All you need to know about Gateshead

Gateshead lies on the south side of the River Tyne, opposite Newcastle. The town is connected to its larger neighbour by six bridges but it has retained its separate identity.

Gateshead was a rural district until the 16th century, when coal mining began in the area. The town was an important centre of iron founding and locomotive manufacture during the Industrial Revolution and during this time it grew rapidly.

The city has undergone extensive regeneration in recent years. New developments include the MetroCentre, the largest shopping and leisure complex in the UK and an important tourist attraction, the Gateshead International Stadium and the Gateshead Millennium Bridge, which links the city to Newcastle and which won the James Stirling prize for architecture in 2002.

The new BALTIC Centre for Contemporary Arts, one of the largest contemporary arts spaces in Europe, and the Sage Gateshead, a music and performing arts venue, have contributed to a rapidly developing cultural scene.
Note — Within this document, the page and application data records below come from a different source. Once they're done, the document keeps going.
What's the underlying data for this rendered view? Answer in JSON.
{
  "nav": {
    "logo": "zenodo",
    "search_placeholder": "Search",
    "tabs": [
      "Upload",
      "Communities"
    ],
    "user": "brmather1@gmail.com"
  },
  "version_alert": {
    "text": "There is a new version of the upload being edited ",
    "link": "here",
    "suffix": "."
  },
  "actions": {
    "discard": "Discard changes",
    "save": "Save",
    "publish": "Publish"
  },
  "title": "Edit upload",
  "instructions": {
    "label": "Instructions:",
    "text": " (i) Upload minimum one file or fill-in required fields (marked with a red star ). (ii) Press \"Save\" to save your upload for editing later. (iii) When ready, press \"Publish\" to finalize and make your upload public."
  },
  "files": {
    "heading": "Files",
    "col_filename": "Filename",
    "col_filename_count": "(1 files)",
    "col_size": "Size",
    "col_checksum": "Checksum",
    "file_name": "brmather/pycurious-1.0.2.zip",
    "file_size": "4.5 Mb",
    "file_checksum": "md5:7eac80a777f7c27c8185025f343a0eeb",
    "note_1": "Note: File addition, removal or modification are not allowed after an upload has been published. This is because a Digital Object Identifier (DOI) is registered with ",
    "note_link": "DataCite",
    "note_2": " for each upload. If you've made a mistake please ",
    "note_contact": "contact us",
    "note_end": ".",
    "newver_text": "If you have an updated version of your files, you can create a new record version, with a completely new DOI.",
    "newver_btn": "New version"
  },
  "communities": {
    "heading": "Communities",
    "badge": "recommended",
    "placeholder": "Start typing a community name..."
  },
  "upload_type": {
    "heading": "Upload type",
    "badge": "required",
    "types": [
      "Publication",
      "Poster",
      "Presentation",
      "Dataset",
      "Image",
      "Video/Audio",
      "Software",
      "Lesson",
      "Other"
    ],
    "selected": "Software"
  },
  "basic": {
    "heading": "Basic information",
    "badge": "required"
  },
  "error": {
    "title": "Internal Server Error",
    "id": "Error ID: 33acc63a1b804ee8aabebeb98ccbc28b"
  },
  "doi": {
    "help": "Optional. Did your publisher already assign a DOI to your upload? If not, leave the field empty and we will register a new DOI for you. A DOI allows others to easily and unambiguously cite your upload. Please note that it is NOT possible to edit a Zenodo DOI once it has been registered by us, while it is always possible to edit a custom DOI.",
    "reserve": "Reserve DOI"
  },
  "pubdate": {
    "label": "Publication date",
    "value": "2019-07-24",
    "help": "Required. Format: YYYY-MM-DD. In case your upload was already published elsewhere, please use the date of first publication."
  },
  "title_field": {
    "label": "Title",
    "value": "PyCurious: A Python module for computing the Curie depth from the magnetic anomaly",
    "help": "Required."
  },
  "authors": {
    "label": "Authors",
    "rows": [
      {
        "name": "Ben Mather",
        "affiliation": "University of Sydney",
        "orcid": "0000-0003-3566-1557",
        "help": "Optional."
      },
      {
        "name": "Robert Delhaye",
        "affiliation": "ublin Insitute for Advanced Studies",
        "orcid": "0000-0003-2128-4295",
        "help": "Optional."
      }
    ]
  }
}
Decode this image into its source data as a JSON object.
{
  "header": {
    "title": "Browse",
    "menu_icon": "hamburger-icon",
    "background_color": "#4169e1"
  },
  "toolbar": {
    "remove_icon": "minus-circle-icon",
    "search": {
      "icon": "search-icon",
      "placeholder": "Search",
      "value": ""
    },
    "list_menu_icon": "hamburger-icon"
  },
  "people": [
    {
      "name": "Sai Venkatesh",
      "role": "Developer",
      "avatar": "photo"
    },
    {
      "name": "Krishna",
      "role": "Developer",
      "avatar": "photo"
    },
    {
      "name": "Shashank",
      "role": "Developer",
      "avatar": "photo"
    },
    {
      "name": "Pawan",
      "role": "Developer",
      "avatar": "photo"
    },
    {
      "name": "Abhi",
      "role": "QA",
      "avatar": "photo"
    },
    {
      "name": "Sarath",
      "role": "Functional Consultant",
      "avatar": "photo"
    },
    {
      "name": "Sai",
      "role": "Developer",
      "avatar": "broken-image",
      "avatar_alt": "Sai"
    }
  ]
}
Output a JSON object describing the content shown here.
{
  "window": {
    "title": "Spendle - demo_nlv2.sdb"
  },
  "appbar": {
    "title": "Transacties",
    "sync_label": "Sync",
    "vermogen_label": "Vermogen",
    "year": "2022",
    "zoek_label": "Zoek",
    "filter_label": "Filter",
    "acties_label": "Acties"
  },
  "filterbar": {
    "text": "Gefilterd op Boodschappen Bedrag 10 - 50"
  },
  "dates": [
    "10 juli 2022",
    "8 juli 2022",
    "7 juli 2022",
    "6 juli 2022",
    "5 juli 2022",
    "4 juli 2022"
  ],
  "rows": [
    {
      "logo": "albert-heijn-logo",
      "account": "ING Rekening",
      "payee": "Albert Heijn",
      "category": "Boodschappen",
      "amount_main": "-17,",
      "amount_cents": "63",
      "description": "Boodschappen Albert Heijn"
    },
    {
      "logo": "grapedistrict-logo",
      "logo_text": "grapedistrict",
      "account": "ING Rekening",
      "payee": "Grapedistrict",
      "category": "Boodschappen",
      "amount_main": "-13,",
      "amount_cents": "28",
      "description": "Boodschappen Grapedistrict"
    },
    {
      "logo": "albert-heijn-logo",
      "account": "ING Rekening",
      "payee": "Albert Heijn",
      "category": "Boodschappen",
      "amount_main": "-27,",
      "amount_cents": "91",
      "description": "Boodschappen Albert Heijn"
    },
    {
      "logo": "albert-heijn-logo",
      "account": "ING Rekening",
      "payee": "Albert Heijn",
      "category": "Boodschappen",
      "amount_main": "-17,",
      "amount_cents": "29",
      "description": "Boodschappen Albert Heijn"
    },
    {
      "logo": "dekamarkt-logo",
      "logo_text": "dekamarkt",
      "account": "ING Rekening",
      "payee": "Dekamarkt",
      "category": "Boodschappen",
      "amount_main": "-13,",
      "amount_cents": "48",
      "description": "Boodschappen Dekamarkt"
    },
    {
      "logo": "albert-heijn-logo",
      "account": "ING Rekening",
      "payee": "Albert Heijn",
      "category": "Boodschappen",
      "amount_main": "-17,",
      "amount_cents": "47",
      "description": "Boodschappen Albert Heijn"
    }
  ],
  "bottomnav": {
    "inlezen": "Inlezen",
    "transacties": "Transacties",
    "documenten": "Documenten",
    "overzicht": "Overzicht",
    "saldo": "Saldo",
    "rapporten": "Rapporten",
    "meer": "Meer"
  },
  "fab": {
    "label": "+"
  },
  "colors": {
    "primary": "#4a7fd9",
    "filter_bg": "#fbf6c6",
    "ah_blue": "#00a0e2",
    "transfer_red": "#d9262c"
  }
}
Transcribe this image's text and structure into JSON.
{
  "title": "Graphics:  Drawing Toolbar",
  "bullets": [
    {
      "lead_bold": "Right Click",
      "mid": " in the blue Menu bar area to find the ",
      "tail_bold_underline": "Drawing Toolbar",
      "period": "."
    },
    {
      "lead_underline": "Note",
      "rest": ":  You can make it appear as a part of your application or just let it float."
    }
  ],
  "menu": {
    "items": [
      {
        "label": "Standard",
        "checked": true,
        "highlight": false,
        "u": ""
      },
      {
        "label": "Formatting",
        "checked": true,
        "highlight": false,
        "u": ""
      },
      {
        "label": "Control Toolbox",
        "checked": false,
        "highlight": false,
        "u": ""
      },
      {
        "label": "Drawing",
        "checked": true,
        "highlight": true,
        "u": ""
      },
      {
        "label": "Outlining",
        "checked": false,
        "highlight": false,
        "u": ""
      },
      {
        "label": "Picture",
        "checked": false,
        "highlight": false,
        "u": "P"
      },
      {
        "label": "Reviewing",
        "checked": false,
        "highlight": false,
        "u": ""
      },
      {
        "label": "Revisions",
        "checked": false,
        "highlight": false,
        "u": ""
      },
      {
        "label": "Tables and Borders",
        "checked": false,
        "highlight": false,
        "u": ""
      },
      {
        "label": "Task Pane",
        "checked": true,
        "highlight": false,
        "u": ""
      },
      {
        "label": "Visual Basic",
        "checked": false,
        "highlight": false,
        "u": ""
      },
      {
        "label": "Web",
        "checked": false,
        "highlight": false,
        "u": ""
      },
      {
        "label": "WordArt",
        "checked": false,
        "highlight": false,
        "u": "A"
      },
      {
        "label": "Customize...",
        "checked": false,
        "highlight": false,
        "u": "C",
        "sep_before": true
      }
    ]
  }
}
The city is now home to over 30 works of public art, including Antony Gormley’s famous Angel of the North, the largest sculpture in the UK, which looks over the city.

Gatehead is part of the Tyne & Wear Metro and has quick and easy connections to both Newcastle Station and Newcastle Airport.